Ag + Open Space is launching a new program to expand its conservation efforts to protect – and in some cases enhance and restore – critical streamside and floodplain areas throughout Sonoma County. We will be working with private landowners through a voluntary, incentive-based approach to protect creeks and streams with conservation easements. In addition to our core work developing conservation easements on entire properties, we are now piloting a program to develop easements on portions of agricultural properties that are home to streams and riparian habitats.
Learn more about conserving your land with Ag + Open Space >>

Stewarding Your Land

Ag + Open Space recognizes that land conservation is one part of the solution to sustaining healthy watersheds and a thriving agricultural community, and that ongoing land management is critical to the long-term health of our natural and working lands. To support landowners in stewarding their streamside lands, we’ve worked with the Sonoma and Gold Ridge Resource Conservation Districts to offer the following resources: 

Find your Resource Conservation District + learn more
First, visit the maps below to assess which District works in your area:

Then, follow the links below to peruse their resources about fire mitigation, nutrient management, water stewardship, drought resilience, and more: 

Sonoma Resource Conservation District >>
See the Resources tab in the upper right-hand corner

Gold Ridge Resource Conservation District >>
See the Resources tab in the upper right-hand corner

Learn more about your local Resource Conservation District
The Sonoma and Gold Ridge RCDs are local, non-regulatory, special districts that provide conservation assistance to public and private landowners, land managers, and the greater community to drive conservation solutions that address our most pressing natural resource issues. In existence since the 1940s, RCDs are local grassroots conservation delivery systems that guide natural resource solutions on a voluntary basis. The RCDs do this work by making available technical, financial, and educational resources, and focusing those resources to achieve the greatest benefit to our community, soil, water, fish, and wildlife resources. Working collaboratively with agencies, non-profits, and diverse community groups the RCDs are committed to utilizing cooperative and scientifically sound methods to ensure the natural resources within agricultural systems, rural and urban areas, and natural lands are conserved, restored, and protected.

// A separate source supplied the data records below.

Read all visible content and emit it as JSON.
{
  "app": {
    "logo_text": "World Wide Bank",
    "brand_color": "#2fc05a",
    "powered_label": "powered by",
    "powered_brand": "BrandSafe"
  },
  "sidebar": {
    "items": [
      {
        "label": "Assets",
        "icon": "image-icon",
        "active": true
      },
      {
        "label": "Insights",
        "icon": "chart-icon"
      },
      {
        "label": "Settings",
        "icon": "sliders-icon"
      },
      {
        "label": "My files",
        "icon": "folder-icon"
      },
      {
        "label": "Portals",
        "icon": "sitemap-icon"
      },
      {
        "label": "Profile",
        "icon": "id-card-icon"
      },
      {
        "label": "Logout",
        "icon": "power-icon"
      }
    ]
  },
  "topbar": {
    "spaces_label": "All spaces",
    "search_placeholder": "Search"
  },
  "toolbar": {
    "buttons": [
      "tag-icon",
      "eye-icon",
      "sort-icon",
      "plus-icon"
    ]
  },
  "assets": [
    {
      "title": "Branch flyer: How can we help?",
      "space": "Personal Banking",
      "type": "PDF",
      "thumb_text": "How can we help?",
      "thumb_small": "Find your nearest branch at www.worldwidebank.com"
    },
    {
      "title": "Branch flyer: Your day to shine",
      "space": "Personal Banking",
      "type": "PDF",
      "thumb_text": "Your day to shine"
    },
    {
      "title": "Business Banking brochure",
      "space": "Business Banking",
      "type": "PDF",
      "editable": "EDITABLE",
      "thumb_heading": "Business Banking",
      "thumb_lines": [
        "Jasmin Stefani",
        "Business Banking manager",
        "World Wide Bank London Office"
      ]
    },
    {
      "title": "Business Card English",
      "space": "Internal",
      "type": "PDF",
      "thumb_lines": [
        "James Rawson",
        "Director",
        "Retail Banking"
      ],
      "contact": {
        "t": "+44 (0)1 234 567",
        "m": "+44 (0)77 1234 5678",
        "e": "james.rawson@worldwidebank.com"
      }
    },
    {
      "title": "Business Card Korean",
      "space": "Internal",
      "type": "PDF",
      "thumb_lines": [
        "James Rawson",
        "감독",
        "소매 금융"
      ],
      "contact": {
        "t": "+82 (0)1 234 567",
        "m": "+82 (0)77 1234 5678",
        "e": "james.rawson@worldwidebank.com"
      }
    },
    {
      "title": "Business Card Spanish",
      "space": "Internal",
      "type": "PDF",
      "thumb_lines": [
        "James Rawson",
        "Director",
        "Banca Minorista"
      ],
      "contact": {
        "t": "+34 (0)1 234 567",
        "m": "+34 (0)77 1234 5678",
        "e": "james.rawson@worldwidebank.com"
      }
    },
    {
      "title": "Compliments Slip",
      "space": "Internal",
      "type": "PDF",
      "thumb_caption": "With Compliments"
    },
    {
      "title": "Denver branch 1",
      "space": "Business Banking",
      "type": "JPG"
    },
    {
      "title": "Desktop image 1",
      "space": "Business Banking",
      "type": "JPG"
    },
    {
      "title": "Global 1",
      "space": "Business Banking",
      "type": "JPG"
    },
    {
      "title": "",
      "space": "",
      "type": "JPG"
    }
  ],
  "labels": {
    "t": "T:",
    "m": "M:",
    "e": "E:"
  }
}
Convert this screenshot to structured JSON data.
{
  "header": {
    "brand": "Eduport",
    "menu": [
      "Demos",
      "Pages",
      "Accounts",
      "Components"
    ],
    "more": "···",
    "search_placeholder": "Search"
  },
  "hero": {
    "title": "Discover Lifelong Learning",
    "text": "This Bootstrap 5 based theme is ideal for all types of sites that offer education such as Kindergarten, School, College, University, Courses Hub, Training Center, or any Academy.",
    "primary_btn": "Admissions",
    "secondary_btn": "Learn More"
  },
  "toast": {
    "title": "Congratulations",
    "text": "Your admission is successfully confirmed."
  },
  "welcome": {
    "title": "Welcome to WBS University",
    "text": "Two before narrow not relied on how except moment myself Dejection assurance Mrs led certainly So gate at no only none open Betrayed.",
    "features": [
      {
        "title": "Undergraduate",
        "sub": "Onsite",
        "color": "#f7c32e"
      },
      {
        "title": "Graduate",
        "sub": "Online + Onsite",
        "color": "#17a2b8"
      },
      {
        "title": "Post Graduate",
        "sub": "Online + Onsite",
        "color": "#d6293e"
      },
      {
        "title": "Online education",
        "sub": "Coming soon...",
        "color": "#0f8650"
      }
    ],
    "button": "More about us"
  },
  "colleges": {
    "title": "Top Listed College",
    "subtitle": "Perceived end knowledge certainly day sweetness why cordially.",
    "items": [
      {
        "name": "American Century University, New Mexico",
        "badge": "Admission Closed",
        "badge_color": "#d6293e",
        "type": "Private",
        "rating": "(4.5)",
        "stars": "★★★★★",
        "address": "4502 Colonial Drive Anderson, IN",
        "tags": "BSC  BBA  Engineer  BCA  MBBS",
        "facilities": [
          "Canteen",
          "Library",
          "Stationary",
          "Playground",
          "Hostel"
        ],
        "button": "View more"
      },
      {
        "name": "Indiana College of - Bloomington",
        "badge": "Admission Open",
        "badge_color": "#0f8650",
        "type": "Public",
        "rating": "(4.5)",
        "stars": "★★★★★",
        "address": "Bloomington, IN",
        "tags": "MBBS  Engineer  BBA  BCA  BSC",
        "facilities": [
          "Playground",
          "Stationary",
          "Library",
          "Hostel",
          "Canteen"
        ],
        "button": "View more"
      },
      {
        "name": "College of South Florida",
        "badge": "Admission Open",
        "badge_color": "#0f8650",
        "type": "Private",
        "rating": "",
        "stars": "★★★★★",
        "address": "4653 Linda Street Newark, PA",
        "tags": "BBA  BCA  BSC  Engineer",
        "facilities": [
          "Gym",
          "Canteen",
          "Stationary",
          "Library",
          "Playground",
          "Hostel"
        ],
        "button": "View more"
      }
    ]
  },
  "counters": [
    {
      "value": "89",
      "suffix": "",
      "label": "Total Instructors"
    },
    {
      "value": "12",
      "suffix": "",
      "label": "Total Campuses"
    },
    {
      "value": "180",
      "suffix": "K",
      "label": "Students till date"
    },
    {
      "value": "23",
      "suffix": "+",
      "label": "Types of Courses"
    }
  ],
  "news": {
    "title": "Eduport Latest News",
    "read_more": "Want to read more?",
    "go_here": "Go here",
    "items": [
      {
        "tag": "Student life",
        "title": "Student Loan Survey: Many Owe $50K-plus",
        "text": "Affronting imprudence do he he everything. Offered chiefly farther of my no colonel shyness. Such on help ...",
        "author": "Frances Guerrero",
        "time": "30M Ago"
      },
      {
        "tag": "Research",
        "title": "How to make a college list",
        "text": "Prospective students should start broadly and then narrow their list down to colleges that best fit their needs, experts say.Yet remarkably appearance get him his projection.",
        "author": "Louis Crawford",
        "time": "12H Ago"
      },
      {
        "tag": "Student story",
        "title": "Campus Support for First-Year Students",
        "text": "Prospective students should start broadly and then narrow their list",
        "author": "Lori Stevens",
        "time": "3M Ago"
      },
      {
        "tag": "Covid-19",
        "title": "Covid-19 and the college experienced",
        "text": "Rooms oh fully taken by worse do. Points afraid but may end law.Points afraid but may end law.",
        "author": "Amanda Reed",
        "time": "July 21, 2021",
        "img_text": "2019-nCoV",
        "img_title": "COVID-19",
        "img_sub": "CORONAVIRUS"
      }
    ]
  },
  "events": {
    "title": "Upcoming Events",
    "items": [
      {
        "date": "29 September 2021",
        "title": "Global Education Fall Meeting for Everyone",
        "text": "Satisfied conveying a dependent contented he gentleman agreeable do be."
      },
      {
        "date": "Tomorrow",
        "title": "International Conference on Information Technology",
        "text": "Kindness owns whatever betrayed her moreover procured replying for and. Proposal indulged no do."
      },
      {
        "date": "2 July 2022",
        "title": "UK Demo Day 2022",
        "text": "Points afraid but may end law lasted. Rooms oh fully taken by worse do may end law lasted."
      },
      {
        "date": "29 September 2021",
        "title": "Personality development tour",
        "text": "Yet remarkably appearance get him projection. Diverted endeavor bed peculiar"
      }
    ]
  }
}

Their diverse staff – including a Registered Professional Forester, engineers, agricultural conservation planners, geomorphologists, ecologists, outreach specialists, project managers and administrative staff – have successfully secured tens of millions of dollars in local, state, and federal funds to develop, plan, and implement on-the-ground natural resource conservation solutions in partnership with landowners and managers.

More Watershed Resources

The Slow it. Spread it. Sink it. Store it! Guidebook provides straightforward best management practices that can help to protect and replenish surface water and groundwater resources, offset groundwater use, reduce erosion and pollution, while providing many other benefits. 

Groundwork is a handbook for small scale erosion control in coastal California with detailed information on how to manage soil, erosion, and sediment on private properties and from roads and construction and grazing. 

Tending the Edges: The Benefits of Hedgerows on Bay Area Working Lands illuminates some of the benefits of hedgerow plantings, describes related conservation practices, and provides resources for land stewards to get started planting.  

The Russian River Stewardship Guide, created by the Sonoma, Gold Ridge, and Mendocino County RCDs, provides an overview of the diverse Russian River Watershed, and offers a host of resources to assist with stewardship of creekside properties throughout the Watershed.

The Grazing Handbook is for public agency personnel and private landowners who may use livestock grazing to further their resource management goals, and includes considerations for grazing in riparian areas.

For more resources focused on landowner funding, assistance, and training programs, as well as resources related to agriculture, drought, wildfire, forestry, invasive plant management, erosion control, and wildlife, visit Ag + Open Space’s Landowner Resources page>>